Online shoppers spent $954 million on Monday, up 11.7% from the $854 million spent for the same day last year, comScore reported today.
Some companies and analysts have taken to call the second Monday in December, usually a strong day for e-retail sales, “Green Monday.”
“Green Monday represented another banner day for the 2010 holiday season, ranking as the second heaviest online spending day on record behind this year’s Cyber Monday,” says Gian Fulgoni, chairman of the web measurement firm. On Cyber Monday—the phrase for the first Monday after Thanksgiving—online shoppers spent $1.028 billion, the first billion-dollar day for e-commerce, up 16% from $887 million in 2009.
So far this holiday shopping season, which according to comScore started in Nov. 1, online consumers have spent nearly $23.9 billion, up 12% from $21.3 billion during the comparable period last year.
The web measurement firm expects at least one more notable day for e-commerce this holiday season: Friday, the third annual “Free Shipping Day,” an event created by the site Freeshipping.org. Merchants that take part offer free shipping and delivery by Christmas Eve. At least 125 merchants say they’re participating.
“In recent years we have seen heavy spending days occur even later into the season as consumers continue to gain confidence in retailers and shippers being able to deliver their gifts in time for Christmas,” Fulgoni says.
The sense that at least one more holiday shopping day will merit celebration and press releases is supported by survey finding from comScore’s Holiday Shopping Survey, for which 500 consumers were asked about the progress of their holiday gift efforts.
65% reported they had not finished their holiday shopping. While 33% of those respondents said that was because of a lack of money, 32% said they had not yet found enough time to finish shopping. 11% said they are waiting for last-minute deals, with a further 6% coming across as minor thrill seekers, saying they enjoyed the excitement of shopping as the clock ticked away the final minutes until Christmas. The rest had other, unspecified reasons for waiting or gave no response.
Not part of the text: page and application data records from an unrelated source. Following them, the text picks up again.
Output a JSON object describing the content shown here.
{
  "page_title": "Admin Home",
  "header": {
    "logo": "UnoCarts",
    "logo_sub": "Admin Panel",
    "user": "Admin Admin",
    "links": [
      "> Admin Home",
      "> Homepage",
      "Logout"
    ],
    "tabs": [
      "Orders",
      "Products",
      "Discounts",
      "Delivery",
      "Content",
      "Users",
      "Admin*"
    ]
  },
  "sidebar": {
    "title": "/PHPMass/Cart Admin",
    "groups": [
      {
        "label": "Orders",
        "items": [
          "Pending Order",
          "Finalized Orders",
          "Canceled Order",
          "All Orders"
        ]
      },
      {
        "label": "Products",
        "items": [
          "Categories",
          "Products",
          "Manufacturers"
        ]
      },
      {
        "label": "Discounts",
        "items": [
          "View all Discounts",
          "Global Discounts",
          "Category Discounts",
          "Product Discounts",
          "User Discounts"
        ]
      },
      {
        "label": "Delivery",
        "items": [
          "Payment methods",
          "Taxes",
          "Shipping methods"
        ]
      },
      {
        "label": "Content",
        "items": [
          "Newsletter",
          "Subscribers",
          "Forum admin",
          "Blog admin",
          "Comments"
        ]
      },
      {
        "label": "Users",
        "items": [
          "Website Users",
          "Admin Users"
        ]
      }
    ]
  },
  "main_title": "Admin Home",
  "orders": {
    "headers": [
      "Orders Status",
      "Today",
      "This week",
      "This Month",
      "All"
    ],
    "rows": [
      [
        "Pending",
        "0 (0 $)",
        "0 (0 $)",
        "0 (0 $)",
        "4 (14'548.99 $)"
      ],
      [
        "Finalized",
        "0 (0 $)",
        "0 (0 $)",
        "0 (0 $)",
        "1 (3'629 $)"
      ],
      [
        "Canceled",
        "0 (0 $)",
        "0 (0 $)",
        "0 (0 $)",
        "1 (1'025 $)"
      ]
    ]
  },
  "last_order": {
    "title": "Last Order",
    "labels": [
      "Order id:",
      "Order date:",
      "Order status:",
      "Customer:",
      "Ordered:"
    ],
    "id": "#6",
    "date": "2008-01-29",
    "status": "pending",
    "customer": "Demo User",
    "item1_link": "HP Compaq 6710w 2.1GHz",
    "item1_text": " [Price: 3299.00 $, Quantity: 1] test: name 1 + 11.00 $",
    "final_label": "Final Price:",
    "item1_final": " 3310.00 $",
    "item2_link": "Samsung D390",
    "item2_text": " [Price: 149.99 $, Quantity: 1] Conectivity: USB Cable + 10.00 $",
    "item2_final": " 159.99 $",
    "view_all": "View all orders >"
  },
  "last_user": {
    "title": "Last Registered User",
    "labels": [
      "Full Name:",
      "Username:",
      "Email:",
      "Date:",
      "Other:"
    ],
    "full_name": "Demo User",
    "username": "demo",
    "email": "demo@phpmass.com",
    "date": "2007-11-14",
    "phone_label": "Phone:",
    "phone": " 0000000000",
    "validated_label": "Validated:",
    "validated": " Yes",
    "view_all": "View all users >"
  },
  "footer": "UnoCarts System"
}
“The survey offered a stark reminder that many consumers are still strapped for cash and may be waiting for their mid-December paychecks before they can finish their shopping,” Fulgoni says. “The second important point is that it’s clear consumers have significant time constraints in their lives, which is one of the key drivers behind the continuing shift in retail dollars to the online medium, as the Internet enables people to shop for many gifts quickly and more efficiently.”
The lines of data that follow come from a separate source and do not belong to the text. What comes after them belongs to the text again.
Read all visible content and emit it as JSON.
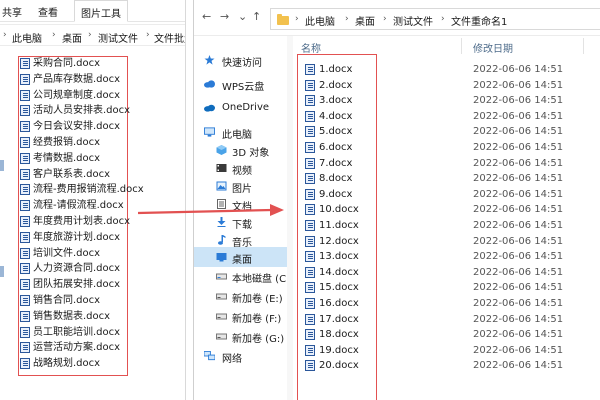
{
  "left_window": {
    "ribbon_tabs": [
      {
        "label": "共享",
        "active": false
      },
      {
        "label": "查看",
        "active": false
      },
      {
        "label": "图片工具",
        "active": true
      }
    ],
    "breadcrumb": [
      "此电脑",
      "桌面",
      "测试文件",
      "文件批量"
    ],
    "files": [
      "采购合同.docx",
      "产品库存数据.docx",
      "公司规章制度.docx",
      "活动人员安排表.docx",
      "今日会议安排.docx",
      "经费报销.docx",
      "考情数据.docx",
      "客户联系表.docx",
      "流程-费用报销流程.docx",
      "流程-请假流程.docx",
      "年度费用计划表.docx",
      "年度旅游计划.docx",
      "培训文件.docx",
      "人力资源合同.docx",
      "团队拓展安排.docx",
      "销售合同.docx",
      "销售数据表.docx",
      "员工职能培训.docx",
      "运营活动方案.docx",
      "战略规划.docx"
    ]
  },
  "right_window": {
    "nav_buttons": {
      "back": "←",
      "forward": "→",
      "dropdown": "⌄",
      "up": "↑"
    },
    "breadcrumb": [
      "此电脑",
      "桌面",
      "测试文件",
      "文件重命名1"
    ],
    "nav_items": [
      {
        "label": "快速访问",
        "icon": "star-icon",
        "selected": false
      },
      {
        "label": "WPS云盘",
        "icon": "cloud-icon",
        "selected": false
      },
      {
        "label": "OneDrive",
        "icon": "onedrive-icon",
        "selected": false
      },
      {
        "label": "此电脑",
        "icon": "computer-icon",
        "selected": false
      },
      {
        "label": "3D 对象",
        "icon": "cube-icon",
        "selected": false
      },
      {
        "label": "视频",
        "icon": "video-icon",
        "selected": false
      },
      {
        "label": "图片",
        "icon": "picture-icon",
        "selected": false
      },
      {
        "label": "文档",
        "icon": "document-icon",
        "selected": false
      },
      {
        "label": "下载",
        "icon": "download-icon",
        "selected": false
      },
      {
        "label": "音乐",
        "icon": "music-icon",
        "selected": false
      },
      {
        "label": "桌面",
        "icon": "desktop-icon",
        "selected": true
      },
      {
        "label": "本地磁盘 (C:)",
        "icon": "drive-icon",
        "selected": false
      },
      {
        "label": "新加卷 (E:)",
        "icon": "drive-icon",
        "selected": false
      },
      {
        "label": "新加卷 (F:)",
        "icon": "drive-icon",
        "selected": false
      },
      {
        "label": "新加卷 (G:)",
        "icon": "drive-icon",
        "selected": false
      },
      {
        "label": "网络",
        "icon": "network-icon",
        "selected": false
      }
    ],
    "columns": {
      "name": "名称",
      "date": "修改日期"
    },
    "files": [
      {
        "name": "1.docx",
        "date": "2022-06-06 14:51"
      },
      {
        "name": "2.docx",
        "date": "2022-06-06 14:51"
      },
      {
        "name": "3.docx",
        "date": "2022-06-06 14:51"
      },
      {
        "name": "4.docx",
        "date": "2022-06-06 14:51"
      },
      {
        "name": "5.docx",
        "date": "2022-06-06 14:51"
      },
      {
        "name": "6.docx",
        "date": "2022-06-06 14:51"
      },
      {
        "name": "7.docx",
        "date": "2022-06-06 14:51"
      },
      {
        "name": "8.docx",
        "date": "2022-06-06 14:51"
      },
      {
        "name": "9.docx",
        "date": "2022-06-06 14:51"
      },
      {
        "name": "10.docx",
        "date": "2022-06-06 14:51"
      },
      {
        "name": "11.docx",
        "date": "2022-06-06 14:51"
      },
      {
        "name": "12.docx",
        "date": "2022-06-06 14:51"
      },
      {
        "name": "13.docx",
        "date": "2022-06-06 14:51"
      },
      {
        "name": "14.docx",
        "date": "2022-06-06 14:51"
      },
      {
        "name": "15.docx",
        "date": "2022-06-06 14:51"
      },
      {
        "name": "16.docx",
        "date": "2022-06-06 14:51"
      },
      {
        "name": "17.docx",
        "date": "2022-06-06 14:51"
      },
      {
        "name": "18.docx",
        "date": "2022-06-06 14:51"
      },
      {
        "name": "19.docx",
        "date": "2022-06-06 14:51"
      },
      {
        "name": "20.docx",
        "date": "2022-06-06 14:51"
      }
    ]
  },
  "colors": {
    "highlight_border": "#e25151",
    "arrow": "#e25151",
    "selected_bg": "#cce4f7",
    "word_blue": "#2b579a"
  }
}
A separate study finds that the average U.S. consumer has completed 49.5% of her holiday shopping. That’s higher than last year, when the average shopper was only 46.7% done by the second week of December, according to the survey for the National Retail Federation conducted by BIGresearch. 37.6% of shoppers surveyed said they plan to buy last-minute gifts online, compared with 38.4% heading for department stores and 36.5% discount stores.